“Custer himself, the infamous Long Hair of the tale, gets off much easier than in most modern accounts of the battle. Although no longer the unsullied martyred hero of Western lore or Hollywood, the famed general (reduced in rank to colonel after the Civil War) comes across as courageous, if not overly bold to the point of foolhardiness. For that failing, Custer and the five companies of his regiment who followed him into action that day paid the ultimate price.
“Although aimed at a young market, and described by the publisher as suitable for children as young as six, Custer’s Last Battle is a must for collectors or interested readers of books.”
— , from a review by Mark McLaughlin ForeWord Reviews
Joe Medicine Crow
“I am now 98 years of age, so I was alive to meet many survivors of the Custer battle. I talked directly with the Cheyenne, Arapaho, Sioux, and the Crow scouts who were at the battle. My grandfather, White Man Runs Him, was a Custer scout at the battle. His Crow name really means “Chased by a White Man,” given to him because the soldiers never caught him. The Indian scouts warned Custer of the danger but he ignored them and attacked the Sioux-Cheyenne camp.
“Custer came to fight and try to end the Indian way of life. The Sioux condemned Custer for invading their country, so we say that they “Siouxed him” for it. It’s funny, yes? Custer and his men got Siouxed.
“There are over 3,000 publications about the Custer battle. But most of them ignore the accounts of the only survivors of the battle. The Indians knew the story, but most historians don’t want to listen to them. My people did not depend on writing, so they had very good memories of events. Everyone should know the true story of the battle, so I wrote a reenactment in the form of a pageant: “Battle of the Little Bighorn Reenactment”. It is historically accurate.
“The Little Bighorn Reenactment is held every year on the third week of June. Hundreds of people participate on horseback to recreate the battle, including many Crow Indians. It is exciting to watch. The Reenactment is located just south of Crow Agency, Montana. It is between the historic places of Custer’s Last Stand Hill and Reno-Benteen Battlefield.
“Paul Goble’s retelling of the Custer battle is also based on Indian sources. It is very accurate. So you can also learn the real story from this book.
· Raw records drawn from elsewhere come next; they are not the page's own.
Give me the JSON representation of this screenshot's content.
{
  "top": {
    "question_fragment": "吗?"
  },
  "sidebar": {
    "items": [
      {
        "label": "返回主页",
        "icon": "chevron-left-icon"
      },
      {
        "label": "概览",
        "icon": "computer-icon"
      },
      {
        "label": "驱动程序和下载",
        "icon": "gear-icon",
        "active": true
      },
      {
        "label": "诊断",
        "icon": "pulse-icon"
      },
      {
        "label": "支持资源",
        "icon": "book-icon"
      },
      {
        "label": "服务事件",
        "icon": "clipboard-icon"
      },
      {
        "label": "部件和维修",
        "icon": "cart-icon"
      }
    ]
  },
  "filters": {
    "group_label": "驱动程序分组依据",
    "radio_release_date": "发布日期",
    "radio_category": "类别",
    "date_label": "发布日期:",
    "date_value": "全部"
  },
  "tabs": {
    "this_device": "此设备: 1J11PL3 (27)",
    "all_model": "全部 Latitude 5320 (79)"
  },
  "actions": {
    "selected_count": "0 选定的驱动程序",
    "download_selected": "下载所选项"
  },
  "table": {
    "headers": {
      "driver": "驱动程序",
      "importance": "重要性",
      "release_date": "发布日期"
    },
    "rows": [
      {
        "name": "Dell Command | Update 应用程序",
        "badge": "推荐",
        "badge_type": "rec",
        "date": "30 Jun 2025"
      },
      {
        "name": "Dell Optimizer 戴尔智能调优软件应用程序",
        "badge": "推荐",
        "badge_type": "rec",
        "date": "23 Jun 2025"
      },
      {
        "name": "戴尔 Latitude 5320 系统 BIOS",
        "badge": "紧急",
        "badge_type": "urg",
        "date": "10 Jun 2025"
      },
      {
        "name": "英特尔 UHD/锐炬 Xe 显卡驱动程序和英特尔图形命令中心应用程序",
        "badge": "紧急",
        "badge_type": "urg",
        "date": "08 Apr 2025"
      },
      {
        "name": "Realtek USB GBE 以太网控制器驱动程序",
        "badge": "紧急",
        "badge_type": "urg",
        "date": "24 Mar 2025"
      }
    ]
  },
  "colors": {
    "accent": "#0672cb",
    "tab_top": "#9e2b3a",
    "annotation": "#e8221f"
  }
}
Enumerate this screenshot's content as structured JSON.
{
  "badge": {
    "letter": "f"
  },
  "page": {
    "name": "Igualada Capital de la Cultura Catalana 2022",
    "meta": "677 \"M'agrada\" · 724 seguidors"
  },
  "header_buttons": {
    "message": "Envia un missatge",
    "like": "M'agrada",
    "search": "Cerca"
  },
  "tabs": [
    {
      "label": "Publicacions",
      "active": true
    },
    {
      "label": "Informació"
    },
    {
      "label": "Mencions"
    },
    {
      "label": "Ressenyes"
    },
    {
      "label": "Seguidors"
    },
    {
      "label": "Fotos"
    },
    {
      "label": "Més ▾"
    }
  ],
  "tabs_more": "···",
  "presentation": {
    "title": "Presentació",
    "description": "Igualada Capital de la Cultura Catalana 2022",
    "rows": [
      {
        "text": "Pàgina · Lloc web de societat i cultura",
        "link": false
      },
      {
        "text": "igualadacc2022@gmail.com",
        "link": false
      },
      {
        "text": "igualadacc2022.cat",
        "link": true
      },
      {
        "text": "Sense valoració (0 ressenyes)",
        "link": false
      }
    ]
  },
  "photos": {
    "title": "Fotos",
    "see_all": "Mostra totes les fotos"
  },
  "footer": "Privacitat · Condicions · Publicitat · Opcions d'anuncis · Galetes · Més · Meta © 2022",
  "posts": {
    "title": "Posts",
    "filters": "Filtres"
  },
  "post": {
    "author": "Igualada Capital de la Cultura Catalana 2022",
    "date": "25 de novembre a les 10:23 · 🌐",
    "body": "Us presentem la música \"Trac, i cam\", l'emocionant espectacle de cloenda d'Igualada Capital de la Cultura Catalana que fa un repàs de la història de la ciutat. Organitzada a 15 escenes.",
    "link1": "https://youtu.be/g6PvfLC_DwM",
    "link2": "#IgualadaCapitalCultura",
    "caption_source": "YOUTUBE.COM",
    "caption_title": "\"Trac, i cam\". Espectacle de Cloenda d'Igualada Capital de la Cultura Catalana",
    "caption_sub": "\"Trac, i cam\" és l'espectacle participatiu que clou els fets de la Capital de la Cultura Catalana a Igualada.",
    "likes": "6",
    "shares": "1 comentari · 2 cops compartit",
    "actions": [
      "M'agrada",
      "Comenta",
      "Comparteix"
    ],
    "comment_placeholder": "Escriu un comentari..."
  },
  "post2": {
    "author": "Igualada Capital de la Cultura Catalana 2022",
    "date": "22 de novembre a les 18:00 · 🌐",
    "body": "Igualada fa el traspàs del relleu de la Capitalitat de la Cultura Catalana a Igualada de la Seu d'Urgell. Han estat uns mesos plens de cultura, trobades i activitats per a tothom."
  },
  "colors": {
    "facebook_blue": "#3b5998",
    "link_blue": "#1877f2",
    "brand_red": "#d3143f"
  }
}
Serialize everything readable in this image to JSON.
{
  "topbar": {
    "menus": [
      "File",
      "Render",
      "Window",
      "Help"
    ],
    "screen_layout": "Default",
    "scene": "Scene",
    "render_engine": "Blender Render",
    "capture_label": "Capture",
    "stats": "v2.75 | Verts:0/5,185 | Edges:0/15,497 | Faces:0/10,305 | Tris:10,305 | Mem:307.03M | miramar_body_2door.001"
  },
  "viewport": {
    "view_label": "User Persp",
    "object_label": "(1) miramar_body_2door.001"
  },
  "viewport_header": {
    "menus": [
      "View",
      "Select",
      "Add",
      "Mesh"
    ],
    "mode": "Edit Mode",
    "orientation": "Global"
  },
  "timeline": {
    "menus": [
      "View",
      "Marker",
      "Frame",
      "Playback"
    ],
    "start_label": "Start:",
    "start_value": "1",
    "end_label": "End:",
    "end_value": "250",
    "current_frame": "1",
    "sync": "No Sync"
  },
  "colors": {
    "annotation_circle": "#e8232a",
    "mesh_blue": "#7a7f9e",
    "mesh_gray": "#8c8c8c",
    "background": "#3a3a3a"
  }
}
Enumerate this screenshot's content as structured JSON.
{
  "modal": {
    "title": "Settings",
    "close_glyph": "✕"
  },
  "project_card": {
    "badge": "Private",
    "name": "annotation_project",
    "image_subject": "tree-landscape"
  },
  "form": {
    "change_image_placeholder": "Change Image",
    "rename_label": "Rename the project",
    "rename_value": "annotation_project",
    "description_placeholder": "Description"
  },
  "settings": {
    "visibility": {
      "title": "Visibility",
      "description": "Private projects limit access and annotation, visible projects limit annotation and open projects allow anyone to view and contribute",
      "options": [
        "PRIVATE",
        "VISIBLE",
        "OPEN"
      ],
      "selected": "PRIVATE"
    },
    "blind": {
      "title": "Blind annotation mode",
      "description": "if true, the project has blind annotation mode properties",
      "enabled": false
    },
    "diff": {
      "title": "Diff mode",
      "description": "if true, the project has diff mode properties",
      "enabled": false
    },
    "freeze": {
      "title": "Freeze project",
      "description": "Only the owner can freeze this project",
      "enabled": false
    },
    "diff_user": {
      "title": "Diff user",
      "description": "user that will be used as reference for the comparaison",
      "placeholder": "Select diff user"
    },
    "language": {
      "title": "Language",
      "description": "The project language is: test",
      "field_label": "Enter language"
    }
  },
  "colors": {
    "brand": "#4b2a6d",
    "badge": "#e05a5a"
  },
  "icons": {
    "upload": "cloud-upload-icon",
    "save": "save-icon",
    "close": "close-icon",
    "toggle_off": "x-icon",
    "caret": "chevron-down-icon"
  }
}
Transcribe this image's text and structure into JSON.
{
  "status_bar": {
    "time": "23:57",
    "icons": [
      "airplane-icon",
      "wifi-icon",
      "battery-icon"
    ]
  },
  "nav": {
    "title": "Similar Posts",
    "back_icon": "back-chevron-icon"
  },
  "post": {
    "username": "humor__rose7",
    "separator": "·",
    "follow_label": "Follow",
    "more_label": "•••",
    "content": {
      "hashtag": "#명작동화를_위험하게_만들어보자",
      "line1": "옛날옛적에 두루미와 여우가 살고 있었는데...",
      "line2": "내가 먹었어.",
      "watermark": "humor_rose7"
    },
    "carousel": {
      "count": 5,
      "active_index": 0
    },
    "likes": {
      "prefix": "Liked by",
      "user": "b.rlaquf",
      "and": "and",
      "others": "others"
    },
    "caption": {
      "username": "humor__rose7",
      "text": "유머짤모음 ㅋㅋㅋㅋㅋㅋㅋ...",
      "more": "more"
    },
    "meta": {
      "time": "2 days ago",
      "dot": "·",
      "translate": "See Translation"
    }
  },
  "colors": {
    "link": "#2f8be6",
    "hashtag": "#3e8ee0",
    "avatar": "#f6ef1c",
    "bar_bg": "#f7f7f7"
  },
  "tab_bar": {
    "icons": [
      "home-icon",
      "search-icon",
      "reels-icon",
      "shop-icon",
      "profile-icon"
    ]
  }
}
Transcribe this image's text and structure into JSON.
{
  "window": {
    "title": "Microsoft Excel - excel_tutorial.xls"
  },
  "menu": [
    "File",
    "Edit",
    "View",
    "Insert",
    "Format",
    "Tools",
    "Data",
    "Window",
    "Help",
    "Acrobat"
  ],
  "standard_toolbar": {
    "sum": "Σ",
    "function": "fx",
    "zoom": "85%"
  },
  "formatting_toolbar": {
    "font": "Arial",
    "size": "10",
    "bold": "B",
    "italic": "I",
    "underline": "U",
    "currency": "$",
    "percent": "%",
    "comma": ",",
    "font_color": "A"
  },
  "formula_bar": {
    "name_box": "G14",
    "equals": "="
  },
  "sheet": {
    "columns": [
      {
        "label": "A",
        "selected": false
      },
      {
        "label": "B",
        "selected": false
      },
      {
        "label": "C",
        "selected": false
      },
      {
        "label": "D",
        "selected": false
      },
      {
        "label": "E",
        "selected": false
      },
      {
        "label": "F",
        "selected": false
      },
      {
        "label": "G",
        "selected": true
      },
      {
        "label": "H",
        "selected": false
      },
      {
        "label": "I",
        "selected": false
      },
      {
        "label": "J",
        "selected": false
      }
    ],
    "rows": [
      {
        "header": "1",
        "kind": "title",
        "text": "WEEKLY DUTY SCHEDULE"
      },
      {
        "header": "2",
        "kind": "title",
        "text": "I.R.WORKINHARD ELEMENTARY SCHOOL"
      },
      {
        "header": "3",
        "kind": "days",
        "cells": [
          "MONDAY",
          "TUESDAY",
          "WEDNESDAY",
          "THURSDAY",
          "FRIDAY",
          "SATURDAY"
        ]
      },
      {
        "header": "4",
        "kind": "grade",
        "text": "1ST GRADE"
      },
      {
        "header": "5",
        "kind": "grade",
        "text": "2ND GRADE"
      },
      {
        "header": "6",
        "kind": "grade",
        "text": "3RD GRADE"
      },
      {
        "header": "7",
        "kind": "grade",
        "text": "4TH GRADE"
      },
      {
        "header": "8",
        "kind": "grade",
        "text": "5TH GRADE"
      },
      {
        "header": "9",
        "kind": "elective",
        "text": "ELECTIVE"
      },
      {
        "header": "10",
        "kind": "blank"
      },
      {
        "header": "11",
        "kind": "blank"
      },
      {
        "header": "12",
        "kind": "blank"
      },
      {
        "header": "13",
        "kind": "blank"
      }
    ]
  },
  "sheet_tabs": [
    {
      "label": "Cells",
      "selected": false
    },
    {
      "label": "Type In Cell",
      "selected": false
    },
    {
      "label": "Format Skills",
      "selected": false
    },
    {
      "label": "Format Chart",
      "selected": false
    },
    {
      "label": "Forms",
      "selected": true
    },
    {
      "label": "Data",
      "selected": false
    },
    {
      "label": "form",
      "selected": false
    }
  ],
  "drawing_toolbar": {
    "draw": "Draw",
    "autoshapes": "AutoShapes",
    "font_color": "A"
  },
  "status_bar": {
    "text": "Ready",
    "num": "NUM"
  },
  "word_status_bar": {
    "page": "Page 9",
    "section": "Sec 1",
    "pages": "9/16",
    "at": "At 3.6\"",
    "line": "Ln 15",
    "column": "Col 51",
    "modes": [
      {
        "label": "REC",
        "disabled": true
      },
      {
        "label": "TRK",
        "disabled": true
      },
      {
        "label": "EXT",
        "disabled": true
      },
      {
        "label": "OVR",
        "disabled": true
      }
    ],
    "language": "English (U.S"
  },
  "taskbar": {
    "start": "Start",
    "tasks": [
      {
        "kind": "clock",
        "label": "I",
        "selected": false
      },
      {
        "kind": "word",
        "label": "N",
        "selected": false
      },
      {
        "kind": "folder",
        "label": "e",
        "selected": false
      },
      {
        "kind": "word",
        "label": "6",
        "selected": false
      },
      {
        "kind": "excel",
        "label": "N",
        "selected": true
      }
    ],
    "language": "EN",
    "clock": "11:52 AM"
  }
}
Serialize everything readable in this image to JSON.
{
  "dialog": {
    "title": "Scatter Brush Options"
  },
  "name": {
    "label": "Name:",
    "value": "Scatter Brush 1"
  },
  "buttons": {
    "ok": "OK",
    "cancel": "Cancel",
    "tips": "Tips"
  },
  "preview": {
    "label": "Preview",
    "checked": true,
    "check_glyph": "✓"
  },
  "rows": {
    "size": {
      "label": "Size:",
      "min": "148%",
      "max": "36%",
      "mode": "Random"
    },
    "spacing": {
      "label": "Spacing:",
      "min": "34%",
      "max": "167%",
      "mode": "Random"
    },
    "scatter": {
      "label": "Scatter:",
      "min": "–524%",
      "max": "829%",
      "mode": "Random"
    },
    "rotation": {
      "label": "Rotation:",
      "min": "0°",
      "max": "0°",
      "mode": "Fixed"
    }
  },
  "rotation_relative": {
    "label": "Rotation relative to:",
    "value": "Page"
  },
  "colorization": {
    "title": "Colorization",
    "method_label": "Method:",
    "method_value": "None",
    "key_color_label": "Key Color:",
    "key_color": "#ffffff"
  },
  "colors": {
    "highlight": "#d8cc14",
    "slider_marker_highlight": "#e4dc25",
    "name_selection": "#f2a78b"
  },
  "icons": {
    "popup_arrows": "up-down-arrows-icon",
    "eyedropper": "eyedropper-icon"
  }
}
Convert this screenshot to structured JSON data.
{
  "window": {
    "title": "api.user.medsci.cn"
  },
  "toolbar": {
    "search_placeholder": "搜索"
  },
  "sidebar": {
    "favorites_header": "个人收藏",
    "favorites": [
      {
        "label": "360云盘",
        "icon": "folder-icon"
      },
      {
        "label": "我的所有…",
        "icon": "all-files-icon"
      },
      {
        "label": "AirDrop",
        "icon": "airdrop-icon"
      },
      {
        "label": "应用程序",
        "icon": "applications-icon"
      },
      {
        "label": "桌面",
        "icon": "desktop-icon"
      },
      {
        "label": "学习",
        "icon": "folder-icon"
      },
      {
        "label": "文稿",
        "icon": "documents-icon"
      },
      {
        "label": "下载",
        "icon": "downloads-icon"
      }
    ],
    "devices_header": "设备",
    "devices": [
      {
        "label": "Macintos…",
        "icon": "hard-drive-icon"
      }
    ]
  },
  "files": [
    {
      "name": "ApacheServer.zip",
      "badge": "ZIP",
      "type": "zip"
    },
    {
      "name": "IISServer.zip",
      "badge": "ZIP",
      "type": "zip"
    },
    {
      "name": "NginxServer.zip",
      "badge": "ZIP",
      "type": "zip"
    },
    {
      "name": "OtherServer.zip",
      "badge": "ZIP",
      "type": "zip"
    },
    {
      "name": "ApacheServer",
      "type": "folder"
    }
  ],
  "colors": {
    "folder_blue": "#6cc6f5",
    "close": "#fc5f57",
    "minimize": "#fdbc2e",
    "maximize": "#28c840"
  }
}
“Paul Goble is a good friend. I have known him for many years. He sure can draw! His paintings are accurate in all the details. They bring the story of the Custer battle to life.”
Copyright © 2012 World Wisdom, Inc.